Print Edition - 2018-08-20 | News
‘EPG report will be implemented at any cost’
Aug 20, 2018-
Foreign Minister Pradip Gyawali said the differences expressed over the joint report prepared by Eminent Persons’ Group (EPG) on Nepal-India relations will have no effect against the desire of nation’s current political leadership to implement it.
Speaking to the Post in the Indian capital New Delhi during his visit here to represent Nepal in the funeral ceremony of former Indian prime minister Atal Bihari Vajpayee, Minister Gyawali said the report would be implemented at any cost. “The decision to set up the EPG was made at the highest level.

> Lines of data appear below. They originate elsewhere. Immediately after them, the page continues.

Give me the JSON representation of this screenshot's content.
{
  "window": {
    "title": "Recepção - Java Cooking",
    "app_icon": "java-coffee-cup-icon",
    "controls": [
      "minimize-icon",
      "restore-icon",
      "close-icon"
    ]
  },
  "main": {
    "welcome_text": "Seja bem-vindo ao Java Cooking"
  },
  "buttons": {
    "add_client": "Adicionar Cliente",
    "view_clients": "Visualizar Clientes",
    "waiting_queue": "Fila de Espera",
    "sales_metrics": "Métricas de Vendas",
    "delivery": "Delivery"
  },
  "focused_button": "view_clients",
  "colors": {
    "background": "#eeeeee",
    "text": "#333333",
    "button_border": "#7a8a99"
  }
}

So we are confident on the implementation of the report,” he said. Government bodies and bureaucracy might have some reservations towards the report, Gyawali said, but the biggest thing is the will of the leadership on both sides. “The current Indian political leadership is committed to take Nepal-India relations to new heights by addressing the thorny issues raised by the Nepali side,” he added.

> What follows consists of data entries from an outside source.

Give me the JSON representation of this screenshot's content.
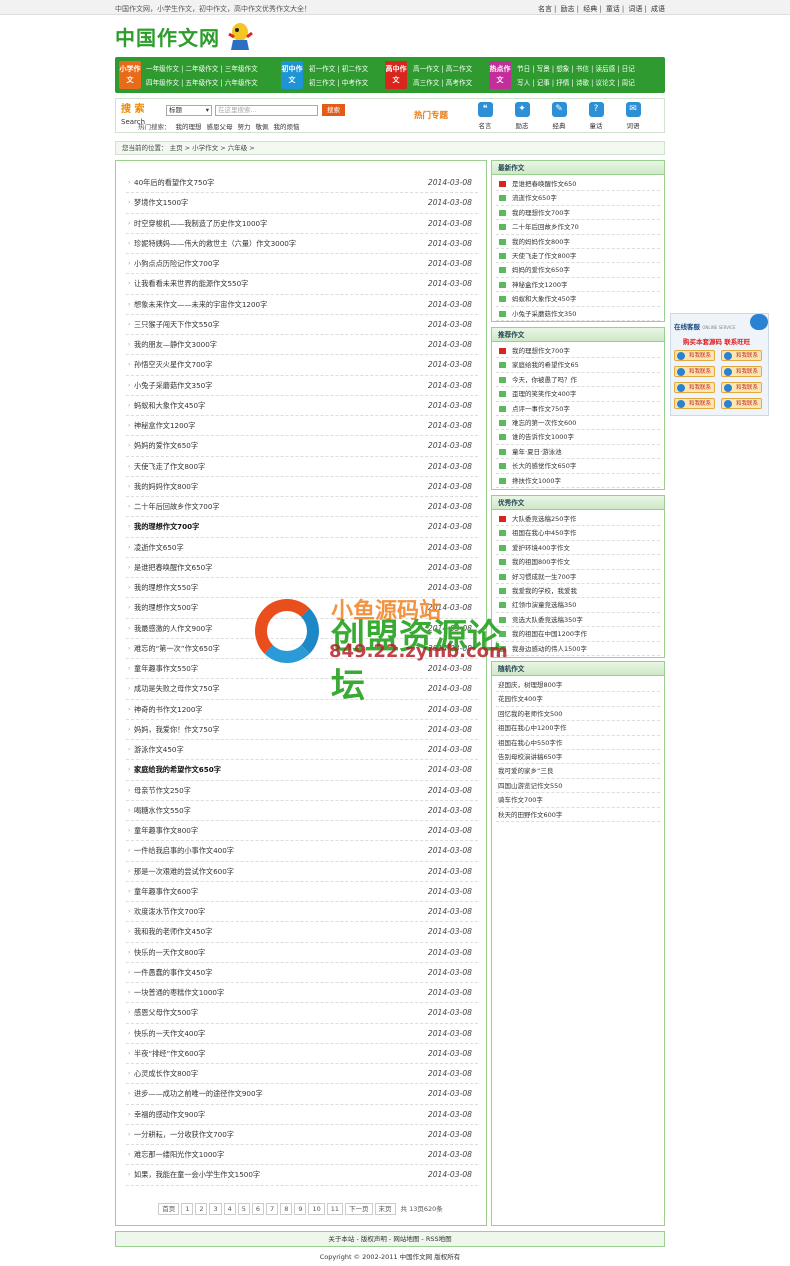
{
  "topbar": {
    "slogan": "中国作文网，小学生作文，初中作文，高中作文优秀作文大全！",
    "links": [
      "名言",
      "励志",
      "经典",
      "童话",
      "词语",
      "成语"
    ]
  },
  "logo": {
    "text": "中国作文网"
  },
  "nav": {
    "blocks": [
      {
        "label": "小学作文",
        "color": "#e86b1a",
        "rows": [
          [
            "一年级作文",
            "二年级作文",
            "三年级作文"
          ],
          [
            "四年级作文",
            "五年级作文",
            "六年级作文"
          ]
        ]
      },
      {
        "label": "初中作文",
        "color": "#1f94d4",
        "rows": [
          [
            "初一作文",
            "初二作文"
          ],
          [
            "初三作文",
            "中考作文"
          ]
        ]
      },
      {
        "label": "高中作文",
        "color": "#d9251d",
        "rows": [
          [
            "高一作文",
            "高二作文"
          ],
          [
            "高三作文",
            "高考作文"
          ]
        ]
      },
      {
        "label": "热点作文",
        "color": "#c42d9c",
        "rows": [
          [
            "节日",
            "写景",
            "想象",
            "书信",
            "读后感",
            "日记"
          ],
          [
            "写人",
            "记事",
            "抒情",
            "诗歌",
            "议论文",
            "周记"
          ]
        ]
      }
    ]
  },
  "search": {
    "title_cn": "搜 索",
    "title_en": "Search",
    "select_value": "标题",
    "placeholder": "在这里搜索...",
    "button": "搜索",
    "hot_label": "热门搜索：",
    "hot_items": [
      "我的理想",
      "感恩父母",
      "努力",
      "敬佩",
      "我的烦恼"
    ],
    "topics_label": "热门专题",
    "topic_icons": [
      {
        "label": "名言",
        "icon": "quote-icon"
      },
      {
        "label": "励志",
        "icon": "star-icon"
      },
      {
        "label": "经典",
        "icon": "book-icon"
      },
      {
        "label": "童话",
        "icon": "question-icon"
      },
      {
        "label": "词语",
        "icon": "chat-icon"
      }
    ]
  },
  "breadcrumb": "您当前的位置： 主页 > 小学作文 > 六年级 >",
  "articles": [
    {
      "title": "40年后的看望作文750字",
      "date": "2014-03-08"
    },
    {
      "title": "梦境作文1500字",
      "date": "2014-03-08"
    },
    {
      "title": "时空穿梭机——我制造了历史作文1000字",
      "date": "2014-03-08"
    },
    {
      "title": "珍妮特姨妈——伟大的救世主（六量）作文3000字",
      "date": "2014-03-08"
    },
    {
      "title": "小狗点点历险记作文700字",
      "date": "2014-03-08"
    },
    {
      "title": "让我看看未来世界的能源作文550字",
      "date": "2014-03-08"
    },
    {
      "title": "想象未来作文——未来的宇宙作文1200字",
      "date": "2014-03-08"
    },
    {
      "title": "三只猴子闯天下作文550字",
      "date": "2014-03-08"
    },
    {
      "title": "我的朋友—静作文3000字",
      "date": "2014-03-08"
    },
    {
      "title": "孙悟空灭火星作文700字",
      "date": "2014-03-08"
    },
    {
      "title": "小兔子采蘑菇作文350字",
      "date": "2014-03-08"
    },
    {
      "title": "蚂蚁和大象作文450字",
      "date": "2014-03-08"
    },
    {
      "title": "神秘盒作文1200字",
      "date": "2014-03-08"
    },
    {
      "title": "妈妈的爱作文650字",
      "date": "2014-03-08"
    },
    {
      "title": "天使飞走了作文800字",
      "date": "2014-03-08"
    },
    {
      "title": "我的妈妈作文800字",
      "date": "2014-03-08"
    },
    {
      "title": "二十年后回故乡作文700字",
      "date": "2014-03-08"
    },
    {
      "title": "我的理想作文700字",
      "date": "2014-03-08",
      "bold": true
    },
    {
      "title": "凌逝作文650字",
      "date": "2014-03-08"
    },
    {
      "title": "是谁把春唤醒作文650字",
      "date": "2014-03-08"
    },
    {
      "title": "我的理想作文550字",
      "date": "2014-03-08"
    },
    {
      "title": "我的理想作文500字",
      "date": "2014-03-08"
    },
    {
      "title": "我最感激的人作文900字",
      "date": "2014-03-08"
    },
    {
      "title": "难忘的“第一次”作文650字",
      "date": "2014-03-08"
    },
    {
      "title": "童年趣事作文550字",
      "date": "2014-03-08"
    },
    {
      "title": "成功是失败之母作文750字",
      "date": "2014-03-08"
    },
    {
      "title": "神奇的书作文1200字",
      "date": "2014-03-08"
    },
    {
      "title": "妈妈，我爱你！作文750字",
      "date": "2014-03-08"
    },
    {
      "title": "游泳作文450字",
      "date": "2014-03-08"
    },
    {
      "title": "家庭给我的希望作文650字",
      "date": "2014-03-08",
      "bold": true
    },
    {
      "title": "母亲节作文250字",
      "date": "2014-03-08"
    },
    {
      "title": "喝糖水作文550字",
      "date": "2014-03-08"
    },
    {
      "title": "童年趣事作文800字",
      "date": "2014-03-08"
    },
    {
      "title": "一件给我启事的小事作文400字",
      "date": "2014-03-08"
    },
    {
      "title": "那是一次艰难的尝试作文600字",
      "date": "2014-03-08"
    },
    {
      "title": "童年趣事作文600字",
      "date": "2014-03-08"
    },
    {
      "title": "欢度泼水节作文700字",
      "date": "2014-03-08"
    },
    {
      "title": "我和我的老师作文450字",
      "date": "2014-03-08"
    },
    {
      "title": "快乐的一天作文800字",
      "date": "2014-03-08"
    },
    {
      "title": "一件愚蠢的事作文450字",
      "date": "2014-03-08"
    },
    {
      "title": "一块普通的枣糕作文1000字",
      "date": "2014-03-08"
    },
    {
      "title": "感恩父母作文500字",
      "date": "2014-03-08"
    },
    {
      "title": "快乐的一天作文400字",
      "date": "2014-03-08"
    },
    {
      "title": "半夜“排经”作文600字",
      "date": "2014-03-08"
    },
    {
      "title": "心灵成长作文800字",
      "date": "2014-03-08"
    },
    {
      "title": "进步——成功之前唯一的途径作文900字",
      "date": "2014-03-08"
    },
    {
      "title": "幸福的感动作文900字",
      "date": "2014-03-08"
    },
    {
      "title": "一分耕耘，一分收获作文700字",
      "date": "2014-03-08"
    },
    {
      "title": "难忘那一缕阳光作文1000字",
      "date": "2014-03-08"
    },
    {
      "title": "如果，我能在童一会小学生作文1500字",
      "date": "2014-03-08"
    }
  ],
  "pager": {
    "first": "首页",
    "pages": [
      "1",
      "2",
      "3",
      "4",
      "5",
      "6",
      "7",
      "8",
      "9",
      "10",
      "11"
    ],
    "next": "下一页",
    "last": "末页",
    "total": "共 13页620条"
  },
  "sidebar": {
    "latest": {
      "title": "最新作文",
      "items": [
        "是谁把春唤醒作文650",
        "流逝作文650字",
        "我的理想作文700字",
        "二十年后回故乡作文70",
        "我的妈妈作文800字",
        "天使飞走了作文800字",
        "妈妈的爱作文650字",
        "神秘盒作文1200字",
        "蚂蚁和大象作文450字",
        "小兔子采蘑菇作文350"
      ]
    },
    "recommended": {
      "title": "推荐作文",
      "items": [
        "我的理想作文700字",
        "家庭给我的希望作文65",
        "今天，你被愚了吗？作",
        "歪理的笑笑作文400字",
        "点评一事作文750字",
        "难忘的第一次作文600",
        "谁的告诉作文1000字",
        "童年·夏日·游泳池",
        "长大的感觉作文650字",
        "搀扶作文1000字"
      ]
    },
    "excellent": {
      "title": "优秀作文",
      "items": [
        "大队委竞选稿250字作",
        "祖国在我心中450字作",
        "爱护环境400字作文",
        "我的祖国800字作文",
        "好习惯成就一生700字",
        "我爱我的学校，我爱我",
        "红领巾演童竞选稿350",
        "竞选大队委竞选稿350字",
        "我的祖国在中国1200字作",
        "我身边感动的伟人1500字"
      ]
    },
    "random": {
      "title": "随机作文",
      "items": [
        "迎国庆，树理想800字",
        "花园作文400字",
        "回忆我的老师作文500",
        "祖国在我心中1200字作",
        "祖国在我心中550字作",
        "告别母校演讲稿650字",
        "我可爱的家乡“三良",
        "四国山游览记作文550",
        "骑车作文700字",
        "秋天的田野作文600字"
      ]
    }
  },
  "kefu": {
    "title": "在线客服",
    "subtitle": "ONLINE SERVICE",
    "notice": "购买本套源码 联系旺旺",
    "buttons": [
      "和我联系",
      "和我联系",
      "和我联系",
      "和我联系",
      "和我联系",
      "和我联系",
      "和我联系",
      "和我联系"
    ]
  },
  "watermark": {
    "line1": "小鱼源码站",
    "line2": "创盟资源论坛",
    "line3": "849.22.zymb.com"
  },
  "footer": {
    "links": "关于本站 - 版权声明 - 网站地图 - RSS地图",
    "copyright": "Copyright © 2002-2011 中国作文网 版权所有"
  },
  "colors": {
    "brand_green": "#2f9a2f",
    "accent_orange": "#f08a00",
    "date_color": "#444444"
  }
}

The EPG was tasked with making recommendations on reviewing various treaties and agreements, including 1950 Treaty of Peace and Friendship, between the two countries.
The ninth meeting of the EPG that concluded in Kathmandu on June 30 had prepared a joint report to be submitted to the prime ministers of Nepal and India. The two-year tenure of the EPG ended on July 4.
The single report was drafted after both sides agreed to replace the 1950 Treaty of Peace and Friendship by a new one—to regulate the Nepal-India border by making people produce identity cards while crossing over to either side, and to jointly tackle common challenges in areas of combating terrorism, extremism, fake-currency and all kinds of trafficking, among other bilateral issues.
The joint EPG report was to be submitted first to Indian PM Narendra Modi in New Delhi and then to PM KP Sharma Oli in Kathmandu. But the EPG has yet to submit the report to Modi because of his hectic schedule.
Published: 20-08-2018 07:32